Every item has a story of why it’s on offer, like “scarring, green shading” (lemons), “surplus” (fava beans, mangos, artichokes), or “short-coded” (veggie broth, spinach couscous). Short-coded items have expiration dates still months away, but too close for grocery stores to bring them in.
Unlike Blue Apron or HelloFresh, Imperfect Produce sends most of its produce without additional bagging. The boxes are recyclable. A surprising study released in April indicated that meal kits have a smaller carbon footprint than the same meal sourced from a grocery store and cooked at home. If a home cook is good about using up her unattractive sweet potatoes and overstocked avocados, the same could be true for grocery delivery like Imperfect Produce.
When produce does come from Wisconsin, Imperfect Produce says so in the item description. Currently on offer: conventional onions, red and yellow potatoes, and sweet potatoes (from Madison). Locally, Imperfect Produce is already working with the Wisconsin Food Hub Cooperative. Because packing of boxes happens in Chicago, this means the produce goes from Wisconsin farms to Chicago, then back up to Madison and Milwaukee in refrigerated trucks. Food Hub general manager Tara Roberts-Turner called Imperfect “a great partner.”
“We have shipped over 15 different category items to them from over 100 farms,” Roberts-Turner wrote. This allows “farmers to sell products that aren’t allowed into the retail mainstream.”
Without a consistent purchasing outlet for these seconds, she said, those small to midsize farms “may not be able to stay in business.”

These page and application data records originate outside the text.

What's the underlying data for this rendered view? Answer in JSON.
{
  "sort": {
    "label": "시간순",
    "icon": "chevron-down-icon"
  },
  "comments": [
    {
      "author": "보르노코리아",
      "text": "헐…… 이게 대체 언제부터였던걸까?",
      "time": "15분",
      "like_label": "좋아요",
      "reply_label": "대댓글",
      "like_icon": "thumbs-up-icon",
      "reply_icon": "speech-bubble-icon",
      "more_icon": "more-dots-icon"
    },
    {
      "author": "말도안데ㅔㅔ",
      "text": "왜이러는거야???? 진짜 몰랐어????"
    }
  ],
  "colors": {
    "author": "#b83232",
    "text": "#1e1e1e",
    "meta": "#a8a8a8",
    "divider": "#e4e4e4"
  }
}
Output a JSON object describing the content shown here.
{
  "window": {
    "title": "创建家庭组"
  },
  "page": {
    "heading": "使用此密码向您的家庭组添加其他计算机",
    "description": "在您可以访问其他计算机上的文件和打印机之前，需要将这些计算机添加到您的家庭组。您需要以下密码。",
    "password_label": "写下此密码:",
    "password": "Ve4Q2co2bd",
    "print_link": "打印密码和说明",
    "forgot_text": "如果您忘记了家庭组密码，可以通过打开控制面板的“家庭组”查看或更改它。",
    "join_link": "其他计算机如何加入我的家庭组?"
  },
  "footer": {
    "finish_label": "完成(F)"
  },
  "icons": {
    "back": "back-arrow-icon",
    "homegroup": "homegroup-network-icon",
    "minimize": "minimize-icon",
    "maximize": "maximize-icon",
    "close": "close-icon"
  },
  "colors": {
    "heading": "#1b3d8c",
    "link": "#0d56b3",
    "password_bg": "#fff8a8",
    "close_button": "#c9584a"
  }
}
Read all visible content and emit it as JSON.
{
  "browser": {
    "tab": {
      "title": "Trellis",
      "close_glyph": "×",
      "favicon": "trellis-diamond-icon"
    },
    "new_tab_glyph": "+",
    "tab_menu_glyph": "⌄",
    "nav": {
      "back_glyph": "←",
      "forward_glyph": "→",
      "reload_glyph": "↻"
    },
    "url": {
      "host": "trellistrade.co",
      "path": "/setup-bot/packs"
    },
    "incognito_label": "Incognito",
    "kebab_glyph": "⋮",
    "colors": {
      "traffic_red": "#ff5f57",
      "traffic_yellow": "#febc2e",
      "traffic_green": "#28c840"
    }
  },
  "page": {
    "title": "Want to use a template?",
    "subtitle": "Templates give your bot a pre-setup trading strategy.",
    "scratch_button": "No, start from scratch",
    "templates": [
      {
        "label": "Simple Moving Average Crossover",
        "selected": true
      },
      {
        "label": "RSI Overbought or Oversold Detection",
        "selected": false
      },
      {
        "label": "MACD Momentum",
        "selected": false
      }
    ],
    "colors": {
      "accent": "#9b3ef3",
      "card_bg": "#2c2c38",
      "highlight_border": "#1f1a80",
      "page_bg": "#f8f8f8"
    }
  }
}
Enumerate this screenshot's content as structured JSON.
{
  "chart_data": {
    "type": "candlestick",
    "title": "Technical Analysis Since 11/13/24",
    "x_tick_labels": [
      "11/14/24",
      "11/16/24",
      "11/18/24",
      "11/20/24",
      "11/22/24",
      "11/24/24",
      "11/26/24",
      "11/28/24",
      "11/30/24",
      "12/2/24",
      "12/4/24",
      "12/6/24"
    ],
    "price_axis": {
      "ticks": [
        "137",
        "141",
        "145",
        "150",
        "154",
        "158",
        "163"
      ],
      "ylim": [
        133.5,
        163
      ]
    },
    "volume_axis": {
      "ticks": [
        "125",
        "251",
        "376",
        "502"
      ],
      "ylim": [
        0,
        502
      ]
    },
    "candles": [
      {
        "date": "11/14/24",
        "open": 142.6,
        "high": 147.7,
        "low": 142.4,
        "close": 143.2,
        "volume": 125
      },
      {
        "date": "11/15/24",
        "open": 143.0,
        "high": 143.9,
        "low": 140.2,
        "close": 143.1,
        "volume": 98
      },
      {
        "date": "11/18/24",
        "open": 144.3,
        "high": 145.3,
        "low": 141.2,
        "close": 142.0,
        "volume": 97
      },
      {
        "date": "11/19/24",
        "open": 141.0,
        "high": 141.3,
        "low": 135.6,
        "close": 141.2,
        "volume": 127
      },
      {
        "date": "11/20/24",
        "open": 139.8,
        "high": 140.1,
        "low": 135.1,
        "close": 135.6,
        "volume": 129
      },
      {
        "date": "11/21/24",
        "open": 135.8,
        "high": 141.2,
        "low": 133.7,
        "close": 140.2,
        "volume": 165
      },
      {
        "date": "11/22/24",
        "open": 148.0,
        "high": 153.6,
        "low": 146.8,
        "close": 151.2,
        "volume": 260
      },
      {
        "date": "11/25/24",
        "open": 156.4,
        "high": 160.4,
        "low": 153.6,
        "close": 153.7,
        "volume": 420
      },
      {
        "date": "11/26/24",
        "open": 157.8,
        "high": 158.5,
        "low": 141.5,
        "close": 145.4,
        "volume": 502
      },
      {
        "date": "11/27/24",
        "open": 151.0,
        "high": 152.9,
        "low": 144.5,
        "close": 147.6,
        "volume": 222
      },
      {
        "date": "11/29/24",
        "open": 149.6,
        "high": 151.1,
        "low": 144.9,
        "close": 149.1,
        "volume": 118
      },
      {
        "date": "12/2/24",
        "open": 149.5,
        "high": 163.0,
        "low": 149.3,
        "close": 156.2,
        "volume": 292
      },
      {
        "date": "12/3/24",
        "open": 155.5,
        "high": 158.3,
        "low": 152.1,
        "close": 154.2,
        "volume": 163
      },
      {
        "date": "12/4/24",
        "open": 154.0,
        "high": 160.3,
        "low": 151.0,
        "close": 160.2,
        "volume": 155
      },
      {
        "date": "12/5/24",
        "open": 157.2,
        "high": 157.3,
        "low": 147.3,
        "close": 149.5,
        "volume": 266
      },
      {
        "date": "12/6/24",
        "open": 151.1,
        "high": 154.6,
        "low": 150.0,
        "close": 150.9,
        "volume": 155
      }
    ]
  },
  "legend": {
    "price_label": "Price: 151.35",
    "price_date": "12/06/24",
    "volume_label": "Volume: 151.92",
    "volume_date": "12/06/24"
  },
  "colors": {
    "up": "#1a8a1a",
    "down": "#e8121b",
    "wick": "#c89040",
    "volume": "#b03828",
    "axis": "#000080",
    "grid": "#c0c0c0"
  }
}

Chris Brockel, head of FEED Kitchens and founder of Healthy Food for All, said he’s already had several conversations with leadership at Imperfect Produce. In addition to working with volunteer gleaners who recover produce from farms, Healthy Food for All has done food reclamation work with companies like Epic Systems and American Family Insurance.
Kris Tazelaar, communications director at Second Harvest Food Bank, said he hasn’t talked to Imperfect Produce yet but hopes to.
“We have to meet standards as well in terms of food we can distribute,” Tazelaar said. “We are constantly looking for new sources of healthy nutritious food. If this is a possibility we’d be willing to have that conversation.”
FairShare CSA Coalition director Carrie Sedlak said her main concern was that, for those unfamiliar with CSA, a company like Imperfect Produce could confuse people with good intentions.
“Non-CSA members will inherently assume that the produce in the boxes is sourced locally, aside from obvious non-local items like bananas,” Sedlak wrote in an email. “I have concerns about this muddying the waters for the meaning of CSA, far more than I did with meal kit services like Blue Apron, since the Imperfect model is much more akin to the CSA structure.”
Strader, an organic vegetable educator who works for both FairShare and Dane County Extension, said she’s worried that instead of helping farmers, this could hurt them.
“Farmers suffer when produce prices are depressed,” Strader wrote in an email. “Local farmers suffer when cheap food comes in from far away. ... To me it sounds like another company jumping on the success of direct organic markets with a greenwashed program that is meant to attract the same customers for less money.”
Locally, Imperfect Produce will start delivery in Madison, some immediate suburbs (Fitchburg, Monona) and parts of Janesville. Judge was coy about how many customers they’re trying for in the Madison area, but a press release declared, “If just 2,500 residents sign up, the community would be recovering 26,450 pounds of produce each week.”
“As we start spreading out across the country, we’re constantly looking for new partnerships with local farms,” said Judge. “There’s 20 billion pounds of produce that go unsold and unharvested. We’re trying to do what we can to dive into that, to sell it to the consumer to a discount.”